Making personas of target users early in the design process is a perfect way to understand who your users are and what they want to achieve on your site. It also sets the tone for your project. Creating detailed personas for each user will immediately put your team into the mindset of a user, as opposed to building from the POV of the company or brand.
2. Construct your World
“Storytelling offers the opportunity to talk with your audience, not at them.”– Laura Holloway
It’s important to understand who your characters are, but in order to do that you need to know where they come from. Context is everything.
When telling a story, your characters don’t exist in a vacuum. Rather, they live in a world that has its own rules and customs. Characters also usually have a backstory, which colours the choices and actions that they make within your story.
Shaping these contextual elements of a story is often referred to as “world-building”.
World-building is an essential element of UX as well. Building personas isn’t just about understanding who your users are in terms of demographics. It’s also about understanding the context they come from. What events might bring them to your site? How might they get there? In what ways will they share information about your product or service?
These questions will provide context around your users, and context allows you to design a website that speaks to user’s unique circumstances and addresses their specific needs.
3. Understand and Address Conflict
“Story is a yearning meeting an obstacle.”– Robert Olen Butler
In every story, a conflict is required to move the plot along and develop characters. This conflict can be big or small, but either way, it has to present your character with an obstacle that can then be overcome.
I know what you’re thinking… good UX shouldn’t have obstacles. And you’re right! But understanding conflict is important nonetheless.
When designing a website, understanding conflict means considering what potential gaps and difficulties your users might have in accessing your product or service. From there, you can use the design of the website to fill those gaps.
This principle is about using user-knowledge to predict challenges and address them before they happen.
4. Structure your Plot
“Sometimes reality is too complex. Stories give it form.”– Jean Luc Godard
Plot is the backbone of every good story. You probably remember learning about the basic arc of a story in grade school– you start with conflict, travel through a rising action, reach a climax, and then finally end with a resolution.

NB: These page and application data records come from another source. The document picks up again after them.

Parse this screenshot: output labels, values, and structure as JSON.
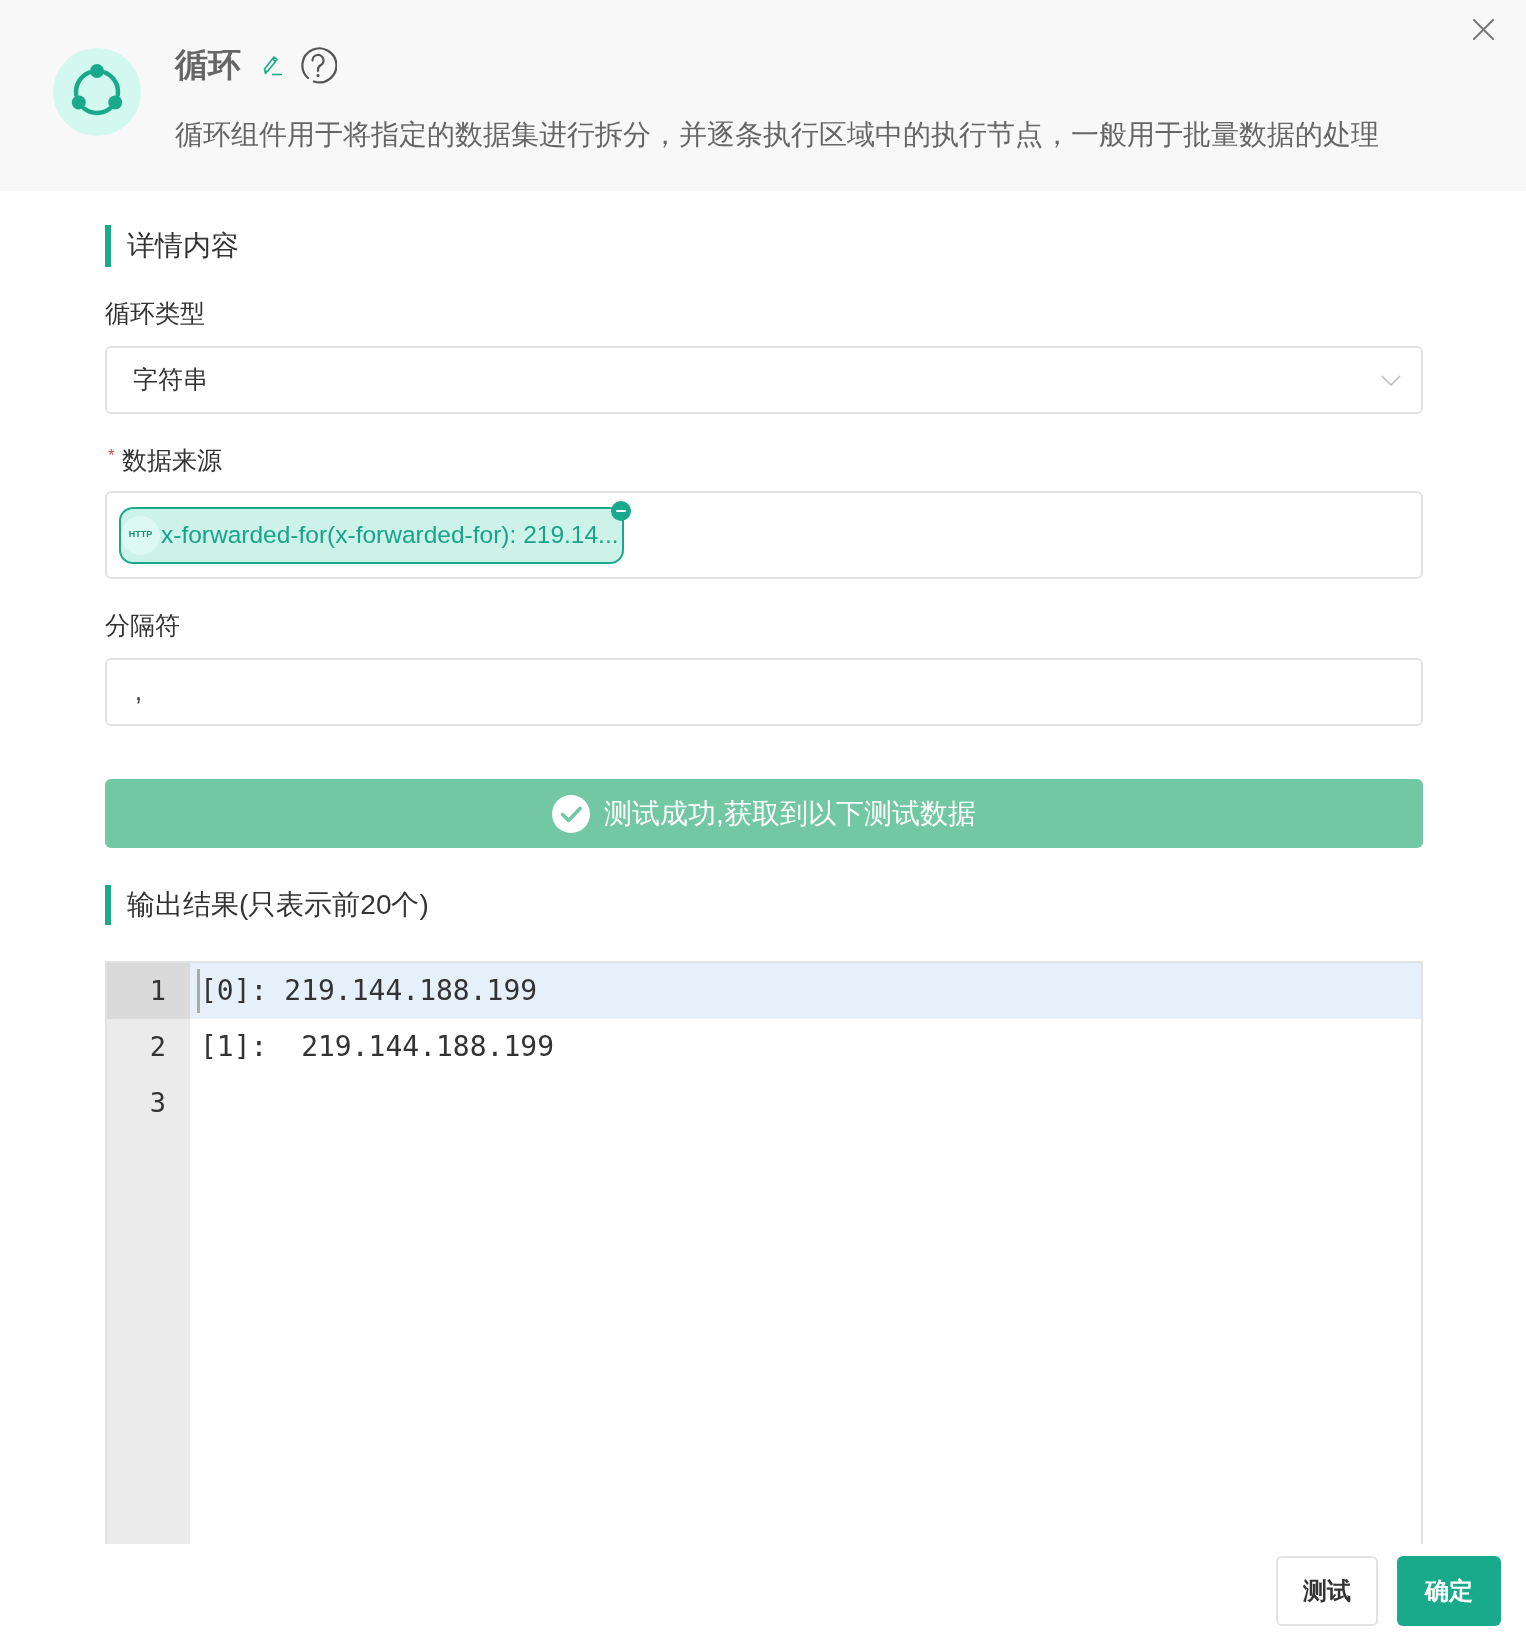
{
  "header": {
    "title": "循环",
    "description": "循环组件用于将指定的数据集进行拆分，并逐条执行区域中的执行节点，一般用于批量数据的处理"
  },
  "details_section": {
    "heading": "详情内容"
  },
  "fields": [
    {
      "kind": "select",
      "label": "循环类型",
      "value": "字符串"
    },
    {
      "kind": "tags",
      "required_mark": "*",
      "label": "数据来源",
      "tags": [
        {
          "badge": "HTTP",
          "text": "x-forwarded-for(x-forwarded-for): 219.14..."
        }
      ]
    },
    {
      "kind": "input",
      "label": "分隔符",
      "value": ","
    }
  ],
  "test_result": {
    "success": true,
    "message": "测试成功,获取到以下测试数据"
  },
  "output_section": {
    "heading": "输出结果(只表示前20个)"
  },
  "editor": {
    "lines": [
      {
        "number": "1",
        "text": "[0]: 219.144.188.199",
        "selected": true
      },
      {
        "number": "2",
        "text": "[1]:  219.144.188.199",
        "selected": false
      },
      {
        "number": "3",
        "selected": false
      }
    ]
  },
  "buttons": [
    {
      "label": "测试",
      "kind": "secondary"
    },
    {
      "label": "确定",
      "kind": "primary"
    }
  ]
}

A user journey should follow a similar pattern. A user begins with a want or a need, they explore that want or need through your website, and finally they make a crucial decision to engage, or disengage. In the end, your hope is that the user buys your product or requests your service.
In order to reach this end goal, it’s important to map out User Journeys that take into account your personas. Map out every step a user has to go through before reaching their ‘resolution’.
By understanding each step that a user takes on their journey, you can ensure that their experience is smooth and that all potential obstacles are addressed.
5. Create Impact
“Marketing is no longer about the stuff that you make, but about the stories you tell.”– Seth Godin
This quote from Seth Godin says it all. All stories hope to have a personal impact on their readers– otherwise, what’s the point?
The same is true for websites. Understanding this basic idea– that stories should create impact and have meaning– is essential to understanding good UX.
A user should be persuaded, through the design and content of your website, to engage with your brand. Keeping this in mind, you want to write compelling content and design in such a way that eases users worries and keeps them on track toward their end-goal.
Users should come away from your site feeling empowered, uplifted, and excited to share your story.
Keeping impact in mind will ensure that your UX reads like a fairytale.